Flashlight(s) and\or Head Lamp(s)
A piece of gear that you definitely want to have in your bag when you go on safari is a head lamp or flash light. They are worth their weight in gold when you are trying to find your way around a dark tent at night when out in the bush. Even if you are staying in a lodge while on safari, the unreliable power grids across much of Africa may mean you could be without power some nights. Make sure you bring some spare batteries with you as well.
Depending on the accommodations that you will have while on safari, there may not be a good way to charge your phone battery. For this reason, I strongly recommend that you invest in a portable charger before you go. Good portable chargers will allow you to charge up to four phones completely before they need to be recharged themselves.
Portable Surge Protector and Foreign Power Adapters
The last thing you want to to happen when on the safari trip of your lifetime is to have your phone or camera damaged by a power surge while charging. African power grids are notorious for power surges, which can make them dangerous for electronic devices.
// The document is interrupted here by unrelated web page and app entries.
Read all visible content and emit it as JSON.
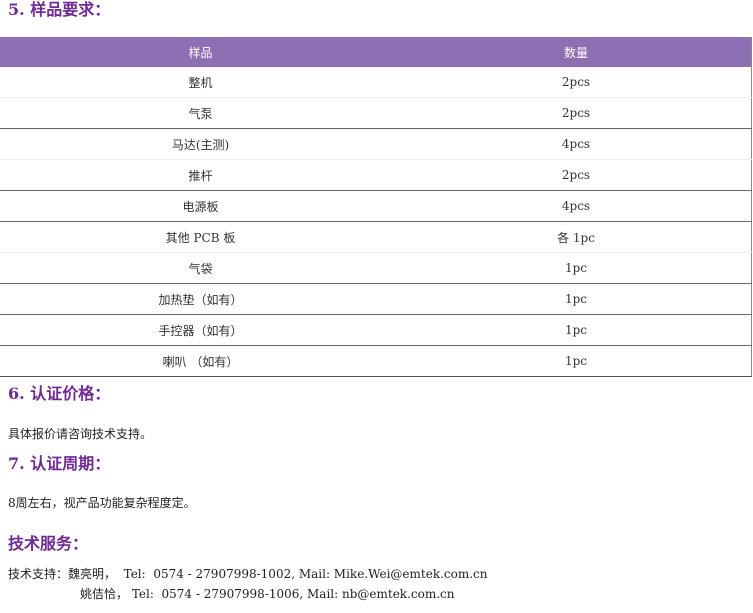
{
  "sections": {
    "samples_title": "5. 样品要求：",
    "price_title": "6. 认证价格：",
    "price_text": "具体报价请咨询技术支持。",
    "period_title": "7. 认证周期：",
    "period_text": "8周左右，视产品功能复杂程度定。",
    "service_title": "技术服务："
  },
  "table": {
    "headers": [
      "样品",
      "数量"
    ],
    "rows": [
      {
        "item": "整机",
        "qty": "2pcs"
      },
      {
        "item": "气泵",
        "qty": "2pcs"
      },
      {
        "item": "马达(主测)",
        "qty": "4pcs"
      },
      {
        "item": "推杆",
        "qty": "2pcs"
      },
      {
        "item": "电源板",
        "qty": "4pcs"
      },
      {
        "item": "其他 PCB 板",
        "qty": "各 1pc"
      },
      {
        "item": "气袋",
        "qty": "1pc"
      },
      {
        "item": "加热垫（如有）",
        "qty": "1pc"
      },
      {
        "item": "手控器（如有）",
        "qty": "1pc"
      },
      {
        "item": "喇叭 （如有）",
        "qty": "1pc"
      }
    ]
  },
  "contacts": [
    {
      "line": "技术支持：魏亮明，  Tel:  0574 - 27907998-1002, Mail: Mike.Wei@emtek.com.cn"
    },
    {
      "line": "姚佶恰， Tel:  0574 - 27907998-1006, Mail: nb@emtek.com.cn"
    }
  ],
  "colors": {
    "heading": "#6f2a94",
    "table_header_bg": "#8d6fb4"
  }
}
A portable surge protector will protect your electronic devices while on safari so that you can just concentrate on getting some really stunning photographs.
You are also going to want to make sure you bring along your foreign power adapters. Without them, you might not be able to charge your electronic devices. I love the Bluegogo Universal all-in-one travel adapter that I have because it is a small, light weight, includes only one piece to keep track of, and has USB ports for portable devices.
Most safari accommodations will come with mosquito netting over the beds, but I would strongly recommend that you come prepared just in case. Especially if you are going to be camping while on safari, it never hurts to have some extra mosquito netting in your bag. When we were camping in the Serengeti National Park, one of the camp sites we stayed at did not have mosquito netting in the tents. We were so glad we thought ahead and brought our own just in case.